GOAL OF THE EXERCISE:
State how many lines of the records contain the string "with". Give the number alone.

[Page and application data records]
<<<<
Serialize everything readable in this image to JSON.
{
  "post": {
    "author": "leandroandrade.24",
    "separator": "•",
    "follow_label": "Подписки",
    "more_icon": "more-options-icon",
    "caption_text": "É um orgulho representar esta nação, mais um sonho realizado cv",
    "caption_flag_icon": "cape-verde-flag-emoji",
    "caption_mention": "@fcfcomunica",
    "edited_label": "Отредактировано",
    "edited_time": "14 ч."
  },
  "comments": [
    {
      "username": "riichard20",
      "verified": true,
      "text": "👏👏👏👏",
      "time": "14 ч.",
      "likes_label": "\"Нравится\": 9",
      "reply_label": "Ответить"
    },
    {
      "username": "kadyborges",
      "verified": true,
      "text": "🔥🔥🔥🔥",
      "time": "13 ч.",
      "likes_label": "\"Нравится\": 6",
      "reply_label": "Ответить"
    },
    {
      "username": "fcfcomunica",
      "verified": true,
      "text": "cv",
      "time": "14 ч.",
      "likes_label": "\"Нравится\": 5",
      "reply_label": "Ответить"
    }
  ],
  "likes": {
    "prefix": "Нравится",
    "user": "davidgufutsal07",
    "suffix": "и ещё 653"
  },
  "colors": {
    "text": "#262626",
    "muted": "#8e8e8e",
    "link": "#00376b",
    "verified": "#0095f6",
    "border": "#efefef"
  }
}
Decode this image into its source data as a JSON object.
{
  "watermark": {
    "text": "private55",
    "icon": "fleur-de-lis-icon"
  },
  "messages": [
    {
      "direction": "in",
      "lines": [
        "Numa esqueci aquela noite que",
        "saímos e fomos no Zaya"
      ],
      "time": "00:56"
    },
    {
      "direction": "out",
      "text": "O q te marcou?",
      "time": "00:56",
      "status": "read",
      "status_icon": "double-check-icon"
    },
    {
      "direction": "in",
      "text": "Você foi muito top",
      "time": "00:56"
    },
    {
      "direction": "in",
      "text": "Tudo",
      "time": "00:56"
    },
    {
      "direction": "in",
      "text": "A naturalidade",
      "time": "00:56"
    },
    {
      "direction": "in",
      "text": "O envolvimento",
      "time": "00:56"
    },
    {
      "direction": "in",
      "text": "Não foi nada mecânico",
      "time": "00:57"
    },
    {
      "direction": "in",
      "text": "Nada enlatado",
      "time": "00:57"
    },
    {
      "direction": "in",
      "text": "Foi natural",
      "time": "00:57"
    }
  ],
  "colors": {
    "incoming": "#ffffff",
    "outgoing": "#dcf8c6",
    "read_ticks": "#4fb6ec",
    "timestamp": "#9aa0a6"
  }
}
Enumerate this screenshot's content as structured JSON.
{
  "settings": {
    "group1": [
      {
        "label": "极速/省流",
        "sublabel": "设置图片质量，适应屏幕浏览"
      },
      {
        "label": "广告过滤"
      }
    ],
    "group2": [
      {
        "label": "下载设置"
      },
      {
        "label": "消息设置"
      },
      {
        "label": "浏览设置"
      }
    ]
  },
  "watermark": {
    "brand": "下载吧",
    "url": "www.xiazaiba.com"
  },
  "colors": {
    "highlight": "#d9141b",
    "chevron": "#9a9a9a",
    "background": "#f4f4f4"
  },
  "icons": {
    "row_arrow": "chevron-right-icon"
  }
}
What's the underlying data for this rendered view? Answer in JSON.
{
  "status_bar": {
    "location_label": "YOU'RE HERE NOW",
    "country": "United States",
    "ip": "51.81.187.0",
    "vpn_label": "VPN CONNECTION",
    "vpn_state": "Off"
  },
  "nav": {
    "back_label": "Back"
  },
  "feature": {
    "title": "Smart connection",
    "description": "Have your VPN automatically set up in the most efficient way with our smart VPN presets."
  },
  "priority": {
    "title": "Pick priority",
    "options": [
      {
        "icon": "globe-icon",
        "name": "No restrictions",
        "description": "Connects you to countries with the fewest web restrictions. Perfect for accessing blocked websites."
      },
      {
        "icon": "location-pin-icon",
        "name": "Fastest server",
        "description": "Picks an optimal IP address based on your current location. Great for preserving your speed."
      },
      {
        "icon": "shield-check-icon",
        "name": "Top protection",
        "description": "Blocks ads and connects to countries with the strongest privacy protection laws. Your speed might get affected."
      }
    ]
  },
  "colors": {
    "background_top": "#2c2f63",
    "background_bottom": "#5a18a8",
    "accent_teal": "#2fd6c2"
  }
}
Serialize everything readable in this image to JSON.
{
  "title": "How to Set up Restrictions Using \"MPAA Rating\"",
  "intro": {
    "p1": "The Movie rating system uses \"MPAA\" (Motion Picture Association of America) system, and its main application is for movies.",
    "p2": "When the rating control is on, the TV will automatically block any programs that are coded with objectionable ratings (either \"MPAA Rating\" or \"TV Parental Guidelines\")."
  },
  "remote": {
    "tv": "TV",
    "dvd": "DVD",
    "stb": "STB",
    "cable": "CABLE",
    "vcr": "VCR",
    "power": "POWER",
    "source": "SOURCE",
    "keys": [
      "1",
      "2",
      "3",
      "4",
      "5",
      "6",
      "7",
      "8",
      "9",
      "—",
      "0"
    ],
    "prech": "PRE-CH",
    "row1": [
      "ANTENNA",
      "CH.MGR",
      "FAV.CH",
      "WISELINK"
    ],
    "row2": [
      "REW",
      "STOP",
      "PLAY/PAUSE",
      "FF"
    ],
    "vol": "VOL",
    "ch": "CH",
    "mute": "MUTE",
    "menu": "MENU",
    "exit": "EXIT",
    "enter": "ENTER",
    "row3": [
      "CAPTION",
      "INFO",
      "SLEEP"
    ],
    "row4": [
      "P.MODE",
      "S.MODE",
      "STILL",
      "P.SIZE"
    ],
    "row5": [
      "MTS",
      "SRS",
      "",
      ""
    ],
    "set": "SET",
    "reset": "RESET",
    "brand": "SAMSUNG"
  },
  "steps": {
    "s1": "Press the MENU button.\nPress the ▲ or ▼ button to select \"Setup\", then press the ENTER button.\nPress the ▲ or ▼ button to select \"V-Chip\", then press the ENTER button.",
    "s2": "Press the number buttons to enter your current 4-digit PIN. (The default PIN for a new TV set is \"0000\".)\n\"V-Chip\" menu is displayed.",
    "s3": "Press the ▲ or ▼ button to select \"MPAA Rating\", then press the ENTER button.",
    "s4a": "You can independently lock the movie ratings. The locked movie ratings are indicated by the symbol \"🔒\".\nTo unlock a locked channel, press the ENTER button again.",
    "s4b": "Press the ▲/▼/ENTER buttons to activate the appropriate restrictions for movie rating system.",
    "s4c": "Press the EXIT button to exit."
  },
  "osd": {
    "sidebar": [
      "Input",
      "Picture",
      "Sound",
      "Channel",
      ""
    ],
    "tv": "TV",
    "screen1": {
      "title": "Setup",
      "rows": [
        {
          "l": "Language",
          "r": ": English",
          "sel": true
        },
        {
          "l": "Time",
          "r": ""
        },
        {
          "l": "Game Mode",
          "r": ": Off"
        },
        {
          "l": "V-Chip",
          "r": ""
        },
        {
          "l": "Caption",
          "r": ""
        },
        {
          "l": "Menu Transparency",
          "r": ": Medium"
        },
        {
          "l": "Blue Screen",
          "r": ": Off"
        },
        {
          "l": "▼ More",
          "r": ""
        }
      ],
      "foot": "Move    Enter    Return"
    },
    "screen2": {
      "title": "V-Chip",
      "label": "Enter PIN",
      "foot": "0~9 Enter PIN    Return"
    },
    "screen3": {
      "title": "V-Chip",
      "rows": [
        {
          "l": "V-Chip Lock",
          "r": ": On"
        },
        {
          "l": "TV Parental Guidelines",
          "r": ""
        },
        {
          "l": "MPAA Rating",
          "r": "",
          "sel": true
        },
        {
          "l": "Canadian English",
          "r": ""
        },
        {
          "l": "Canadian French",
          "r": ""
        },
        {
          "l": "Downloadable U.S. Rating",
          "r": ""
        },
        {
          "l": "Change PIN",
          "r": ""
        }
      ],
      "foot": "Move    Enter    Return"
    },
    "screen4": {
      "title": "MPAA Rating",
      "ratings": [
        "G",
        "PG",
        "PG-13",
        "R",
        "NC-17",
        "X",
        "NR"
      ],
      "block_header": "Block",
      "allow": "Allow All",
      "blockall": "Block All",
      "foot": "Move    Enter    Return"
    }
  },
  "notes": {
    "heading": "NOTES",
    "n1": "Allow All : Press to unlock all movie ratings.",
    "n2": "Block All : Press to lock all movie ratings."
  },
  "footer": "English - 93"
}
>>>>
RESULT OF THIS EXERCISE:
4